Everyone has bought into the idea of toilet paper panic buying, but something doesn’t add up.
Ok. Today on myth-busters: panic buying toilet paper.
I’m not buying it.
I reckon there is no panic buying. There is no hoarding. There’s no humans getting totally irrational.
It’s all a myth.
I mean sure. In the early days, people did go a little crazy. There was some panic in the mix then, for sure.
But the world didn’t fall apart. Life found a new equilibrium. We got on with things. The panic driving the panic buying evaporated.
But there’s still not enough paper on the shelves…
So if it’s not hoarding, what is it?
Ok, think about this.
How many people poo at work? How many people do their business at the business?
I did a quick google search on this, but surprisingly there is very little data available.
So I did some back of the envelope calculations.
Given the work day accounts for half of the waking day, but almost all of our post-coffee hours, my guess is 60-70% of our business happens at the business.
There’s weekends though, so maybe we can call it 50%. It doesn’t matter too much. It wouldn’t surprise me if it was as high as 80%. But lets say 50%.
So what does this mean? What does it matter where people are doing their business. Toilet paper is toilet paper, right?

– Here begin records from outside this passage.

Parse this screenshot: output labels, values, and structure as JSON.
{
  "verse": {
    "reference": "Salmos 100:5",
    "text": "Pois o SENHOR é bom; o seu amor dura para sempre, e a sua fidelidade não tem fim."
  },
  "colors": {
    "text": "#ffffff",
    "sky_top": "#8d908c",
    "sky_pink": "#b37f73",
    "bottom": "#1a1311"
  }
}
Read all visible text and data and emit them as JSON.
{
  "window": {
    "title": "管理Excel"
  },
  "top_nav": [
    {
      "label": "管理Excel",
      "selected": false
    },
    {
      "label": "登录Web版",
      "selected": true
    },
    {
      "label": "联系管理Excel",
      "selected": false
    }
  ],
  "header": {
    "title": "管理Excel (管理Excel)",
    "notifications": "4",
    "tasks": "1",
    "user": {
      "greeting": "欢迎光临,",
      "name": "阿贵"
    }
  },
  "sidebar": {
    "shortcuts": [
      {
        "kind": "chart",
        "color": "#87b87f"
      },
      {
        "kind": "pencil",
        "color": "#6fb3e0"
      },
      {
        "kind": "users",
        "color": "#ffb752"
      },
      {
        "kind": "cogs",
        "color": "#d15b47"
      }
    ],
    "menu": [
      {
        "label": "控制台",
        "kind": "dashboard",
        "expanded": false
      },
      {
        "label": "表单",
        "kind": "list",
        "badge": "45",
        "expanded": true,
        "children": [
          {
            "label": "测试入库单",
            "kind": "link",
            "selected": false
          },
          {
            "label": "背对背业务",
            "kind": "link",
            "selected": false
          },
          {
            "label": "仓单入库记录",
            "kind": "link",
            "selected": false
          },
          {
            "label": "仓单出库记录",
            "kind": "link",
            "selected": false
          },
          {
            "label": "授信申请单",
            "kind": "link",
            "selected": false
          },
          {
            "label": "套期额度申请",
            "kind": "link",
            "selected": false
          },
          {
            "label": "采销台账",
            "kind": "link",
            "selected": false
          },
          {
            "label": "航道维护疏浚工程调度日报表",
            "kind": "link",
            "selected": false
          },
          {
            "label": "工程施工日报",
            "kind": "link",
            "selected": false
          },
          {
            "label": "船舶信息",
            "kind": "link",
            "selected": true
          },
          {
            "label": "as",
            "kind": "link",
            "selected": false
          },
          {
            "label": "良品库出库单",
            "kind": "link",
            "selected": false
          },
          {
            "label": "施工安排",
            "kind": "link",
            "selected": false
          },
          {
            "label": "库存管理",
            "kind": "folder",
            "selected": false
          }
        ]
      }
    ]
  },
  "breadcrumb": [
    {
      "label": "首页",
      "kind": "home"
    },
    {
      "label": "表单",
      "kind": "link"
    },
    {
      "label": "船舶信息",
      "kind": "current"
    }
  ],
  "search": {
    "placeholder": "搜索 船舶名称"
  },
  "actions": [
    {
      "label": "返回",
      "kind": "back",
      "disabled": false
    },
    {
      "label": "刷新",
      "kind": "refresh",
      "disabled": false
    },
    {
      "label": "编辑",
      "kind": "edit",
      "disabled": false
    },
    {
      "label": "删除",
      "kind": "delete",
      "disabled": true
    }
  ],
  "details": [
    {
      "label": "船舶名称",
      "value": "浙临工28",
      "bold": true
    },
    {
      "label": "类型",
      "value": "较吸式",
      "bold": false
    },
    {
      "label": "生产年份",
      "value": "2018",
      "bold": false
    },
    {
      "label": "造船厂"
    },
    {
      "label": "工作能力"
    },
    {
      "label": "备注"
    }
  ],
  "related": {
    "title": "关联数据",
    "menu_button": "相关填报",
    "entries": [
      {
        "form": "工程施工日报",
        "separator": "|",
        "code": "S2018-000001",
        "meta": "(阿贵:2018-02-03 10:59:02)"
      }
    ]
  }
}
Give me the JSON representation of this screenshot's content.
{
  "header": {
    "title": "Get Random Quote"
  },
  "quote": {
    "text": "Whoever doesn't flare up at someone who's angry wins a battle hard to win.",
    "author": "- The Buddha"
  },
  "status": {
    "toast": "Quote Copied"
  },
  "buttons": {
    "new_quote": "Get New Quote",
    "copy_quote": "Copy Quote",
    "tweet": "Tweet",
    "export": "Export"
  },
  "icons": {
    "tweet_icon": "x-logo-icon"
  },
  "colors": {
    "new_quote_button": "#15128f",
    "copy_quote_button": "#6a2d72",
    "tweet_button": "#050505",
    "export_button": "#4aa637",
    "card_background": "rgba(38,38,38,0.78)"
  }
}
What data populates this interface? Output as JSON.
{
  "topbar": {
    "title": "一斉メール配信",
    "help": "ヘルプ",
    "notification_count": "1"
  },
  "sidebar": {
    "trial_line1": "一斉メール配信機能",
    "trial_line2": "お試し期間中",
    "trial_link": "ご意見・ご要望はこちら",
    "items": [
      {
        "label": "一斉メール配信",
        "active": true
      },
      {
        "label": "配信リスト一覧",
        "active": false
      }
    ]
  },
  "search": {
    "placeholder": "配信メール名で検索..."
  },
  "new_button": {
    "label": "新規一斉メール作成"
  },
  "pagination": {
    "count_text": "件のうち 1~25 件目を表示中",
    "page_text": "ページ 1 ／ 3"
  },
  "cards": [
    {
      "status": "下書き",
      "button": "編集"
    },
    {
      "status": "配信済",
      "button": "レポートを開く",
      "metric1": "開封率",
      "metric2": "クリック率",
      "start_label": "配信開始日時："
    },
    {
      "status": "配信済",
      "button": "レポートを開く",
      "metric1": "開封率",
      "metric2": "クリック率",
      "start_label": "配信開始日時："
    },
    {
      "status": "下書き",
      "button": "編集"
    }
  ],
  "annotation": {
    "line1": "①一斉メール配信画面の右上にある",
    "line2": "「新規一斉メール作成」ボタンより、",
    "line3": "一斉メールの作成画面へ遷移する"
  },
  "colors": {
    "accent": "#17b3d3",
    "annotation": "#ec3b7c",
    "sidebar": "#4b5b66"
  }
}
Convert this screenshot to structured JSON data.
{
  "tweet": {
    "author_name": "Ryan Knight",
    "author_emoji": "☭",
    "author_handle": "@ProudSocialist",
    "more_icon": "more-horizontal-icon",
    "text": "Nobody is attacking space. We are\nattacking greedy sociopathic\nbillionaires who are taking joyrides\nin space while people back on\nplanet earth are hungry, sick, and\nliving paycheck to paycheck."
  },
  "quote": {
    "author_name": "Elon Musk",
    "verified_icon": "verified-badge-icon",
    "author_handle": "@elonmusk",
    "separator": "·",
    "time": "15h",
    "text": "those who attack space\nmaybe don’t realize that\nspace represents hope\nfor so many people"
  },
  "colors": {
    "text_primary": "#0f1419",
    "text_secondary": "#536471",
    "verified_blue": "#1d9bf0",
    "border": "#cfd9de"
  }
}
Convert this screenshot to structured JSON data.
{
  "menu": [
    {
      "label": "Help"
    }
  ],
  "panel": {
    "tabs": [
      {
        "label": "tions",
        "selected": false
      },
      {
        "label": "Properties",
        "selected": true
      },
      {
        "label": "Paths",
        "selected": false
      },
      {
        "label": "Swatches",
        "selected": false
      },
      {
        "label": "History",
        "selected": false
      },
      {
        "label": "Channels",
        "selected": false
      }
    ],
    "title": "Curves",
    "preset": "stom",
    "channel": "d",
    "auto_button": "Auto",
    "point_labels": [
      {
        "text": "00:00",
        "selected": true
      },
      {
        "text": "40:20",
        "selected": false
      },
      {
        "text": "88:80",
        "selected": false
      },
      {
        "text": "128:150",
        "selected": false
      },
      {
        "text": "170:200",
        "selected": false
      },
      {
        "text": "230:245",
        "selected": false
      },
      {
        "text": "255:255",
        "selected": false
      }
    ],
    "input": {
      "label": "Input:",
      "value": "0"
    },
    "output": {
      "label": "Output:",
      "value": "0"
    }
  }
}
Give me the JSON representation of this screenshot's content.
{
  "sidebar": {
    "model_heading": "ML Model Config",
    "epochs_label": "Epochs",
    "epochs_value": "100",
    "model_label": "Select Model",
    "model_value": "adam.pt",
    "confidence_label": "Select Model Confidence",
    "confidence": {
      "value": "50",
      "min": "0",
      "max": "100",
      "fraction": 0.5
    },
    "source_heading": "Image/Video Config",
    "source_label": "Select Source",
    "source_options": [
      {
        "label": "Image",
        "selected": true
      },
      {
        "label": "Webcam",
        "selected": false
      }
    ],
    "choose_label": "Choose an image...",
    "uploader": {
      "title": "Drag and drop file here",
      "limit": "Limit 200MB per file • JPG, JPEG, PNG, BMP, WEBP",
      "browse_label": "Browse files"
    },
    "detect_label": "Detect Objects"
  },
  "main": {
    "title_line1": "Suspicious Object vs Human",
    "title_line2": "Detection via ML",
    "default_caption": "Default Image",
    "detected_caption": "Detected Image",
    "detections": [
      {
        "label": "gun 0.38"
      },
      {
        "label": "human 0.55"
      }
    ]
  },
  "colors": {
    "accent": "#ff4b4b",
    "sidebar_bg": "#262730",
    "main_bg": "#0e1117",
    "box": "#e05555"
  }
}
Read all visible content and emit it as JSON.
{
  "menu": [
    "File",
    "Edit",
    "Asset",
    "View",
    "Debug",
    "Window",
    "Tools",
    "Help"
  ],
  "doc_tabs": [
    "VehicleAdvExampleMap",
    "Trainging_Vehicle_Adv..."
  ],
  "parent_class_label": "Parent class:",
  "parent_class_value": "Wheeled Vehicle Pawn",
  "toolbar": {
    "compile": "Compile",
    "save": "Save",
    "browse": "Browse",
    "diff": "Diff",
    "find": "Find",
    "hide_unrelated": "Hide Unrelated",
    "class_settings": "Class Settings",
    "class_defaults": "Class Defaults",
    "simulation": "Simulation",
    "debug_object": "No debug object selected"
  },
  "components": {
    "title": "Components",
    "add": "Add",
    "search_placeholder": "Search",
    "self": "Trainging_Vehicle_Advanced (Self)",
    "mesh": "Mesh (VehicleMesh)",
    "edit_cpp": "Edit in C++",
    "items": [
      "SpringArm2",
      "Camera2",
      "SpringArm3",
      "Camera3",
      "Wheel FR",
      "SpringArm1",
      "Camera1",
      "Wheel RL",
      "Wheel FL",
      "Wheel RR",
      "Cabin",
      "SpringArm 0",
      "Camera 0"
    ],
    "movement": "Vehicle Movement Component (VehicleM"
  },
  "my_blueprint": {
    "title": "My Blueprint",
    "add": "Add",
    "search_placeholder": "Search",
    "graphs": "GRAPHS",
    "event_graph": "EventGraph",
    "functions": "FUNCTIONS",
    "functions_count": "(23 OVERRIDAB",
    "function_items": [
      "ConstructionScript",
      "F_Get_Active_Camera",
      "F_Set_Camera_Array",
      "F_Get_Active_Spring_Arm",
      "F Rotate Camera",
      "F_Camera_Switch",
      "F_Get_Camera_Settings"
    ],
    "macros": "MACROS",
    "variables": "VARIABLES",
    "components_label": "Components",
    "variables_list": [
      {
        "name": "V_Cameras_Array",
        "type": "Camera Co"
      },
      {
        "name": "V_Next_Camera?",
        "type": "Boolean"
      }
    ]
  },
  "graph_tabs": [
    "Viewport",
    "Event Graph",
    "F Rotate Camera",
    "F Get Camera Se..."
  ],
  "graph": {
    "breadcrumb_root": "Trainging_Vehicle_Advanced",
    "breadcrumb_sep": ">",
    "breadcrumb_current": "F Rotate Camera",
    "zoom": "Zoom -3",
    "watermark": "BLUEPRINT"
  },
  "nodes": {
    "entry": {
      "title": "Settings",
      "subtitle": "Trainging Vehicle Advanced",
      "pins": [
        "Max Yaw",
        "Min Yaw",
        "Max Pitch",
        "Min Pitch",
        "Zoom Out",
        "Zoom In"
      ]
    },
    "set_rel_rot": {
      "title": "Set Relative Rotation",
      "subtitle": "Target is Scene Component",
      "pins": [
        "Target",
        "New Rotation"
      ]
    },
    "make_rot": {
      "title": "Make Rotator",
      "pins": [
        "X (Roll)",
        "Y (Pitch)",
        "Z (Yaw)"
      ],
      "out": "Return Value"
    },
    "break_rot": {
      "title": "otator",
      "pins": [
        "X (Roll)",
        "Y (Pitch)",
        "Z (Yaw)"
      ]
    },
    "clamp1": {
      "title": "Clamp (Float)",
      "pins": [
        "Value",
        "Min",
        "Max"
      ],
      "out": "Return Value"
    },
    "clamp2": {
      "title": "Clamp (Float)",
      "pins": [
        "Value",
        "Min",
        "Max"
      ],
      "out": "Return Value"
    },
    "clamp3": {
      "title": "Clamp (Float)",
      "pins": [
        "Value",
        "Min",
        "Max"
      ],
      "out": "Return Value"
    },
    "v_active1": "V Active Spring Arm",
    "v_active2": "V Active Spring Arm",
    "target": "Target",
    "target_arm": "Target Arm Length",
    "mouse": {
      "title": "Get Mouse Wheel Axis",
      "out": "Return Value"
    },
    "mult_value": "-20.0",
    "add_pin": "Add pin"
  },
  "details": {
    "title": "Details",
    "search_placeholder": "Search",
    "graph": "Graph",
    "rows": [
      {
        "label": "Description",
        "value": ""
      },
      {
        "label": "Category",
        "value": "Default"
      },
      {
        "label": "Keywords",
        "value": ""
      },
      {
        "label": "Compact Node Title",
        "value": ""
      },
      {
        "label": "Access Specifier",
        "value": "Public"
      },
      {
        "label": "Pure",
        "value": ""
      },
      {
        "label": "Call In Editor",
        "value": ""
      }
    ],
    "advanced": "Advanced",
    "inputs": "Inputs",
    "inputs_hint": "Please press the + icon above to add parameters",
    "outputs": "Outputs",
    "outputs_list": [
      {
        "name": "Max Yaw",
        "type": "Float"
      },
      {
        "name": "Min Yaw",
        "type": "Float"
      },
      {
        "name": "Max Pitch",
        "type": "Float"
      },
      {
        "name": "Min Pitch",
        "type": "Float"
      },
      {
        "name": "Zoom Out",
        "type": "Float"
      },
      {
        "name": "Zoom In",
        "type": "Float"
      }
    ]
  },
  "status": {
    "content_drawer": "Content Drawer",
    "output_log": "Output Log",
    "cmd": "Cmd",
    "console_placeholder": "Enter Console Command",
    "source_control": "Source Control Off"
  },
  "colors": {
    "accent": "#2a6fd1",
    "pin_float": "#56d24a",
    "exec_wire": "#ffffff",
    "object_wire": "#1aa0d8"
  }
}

Well, yes and no.
If you’ve only ever bought toilet paper from a retail outlet like Woolies, all toilet paper looks pretty much the same. Some is a little bit fluffier. Some is a little more ‘eco’.
But if you run a business like I do, you know that the domestic and commercial segments are completely different.
Commercial TP is often entirely different grades. It’s delivered via boxes rather than rolls, or if it is on a roll, the roll is massive. It comes packaged for pallets, not shopping trolleys.
It’s a completely different product.
And often the companies that make it are solely in the commercial space, and don’t even make a residential offering.
So the point is, that you can’t just flick a switch and make all commercial paper residential paper. It doesn’t work like that.
However, that’s pretty much what happened to demand. We flicked a switch and sent everyone home, to do all their business in ‘the home office’.
And how big is the shift? Well, if you sent 50% of total ‘business’ back home, to add to the 50% of business that was already happening there, that effectively doubles home business, which therefore implies a doubling of residential paper demand.
But what’s worse, the toilet paper industry isn’t set up to deal with fluctuations in demand at all. It’s normally pretty constant. People find the paper they like, and use a pretty consistent amount of it, regardless of what’s going on in the broader economy.
Demand for toilet paper is not cyclical.
And so toilet paper companies don’t have much spare capacity sitting around. They’re output levels are generally pretty constant.
But suddenly, demand effectively doubles. Over-night.
Do you think they were ready for that?
And so are we sure that this toilet paper shortage is not a problem on the supply side?
It seems to me that the most likely problem is not with panic-buyers, but with the residential paper suppliers being totally overwhelmed by a sudden and mammoth explosion in demand.
There’s an investing rule that’s always worth remembering. People, and markets, can be idiots in the short run, but in the long run, you can bet on them being rational.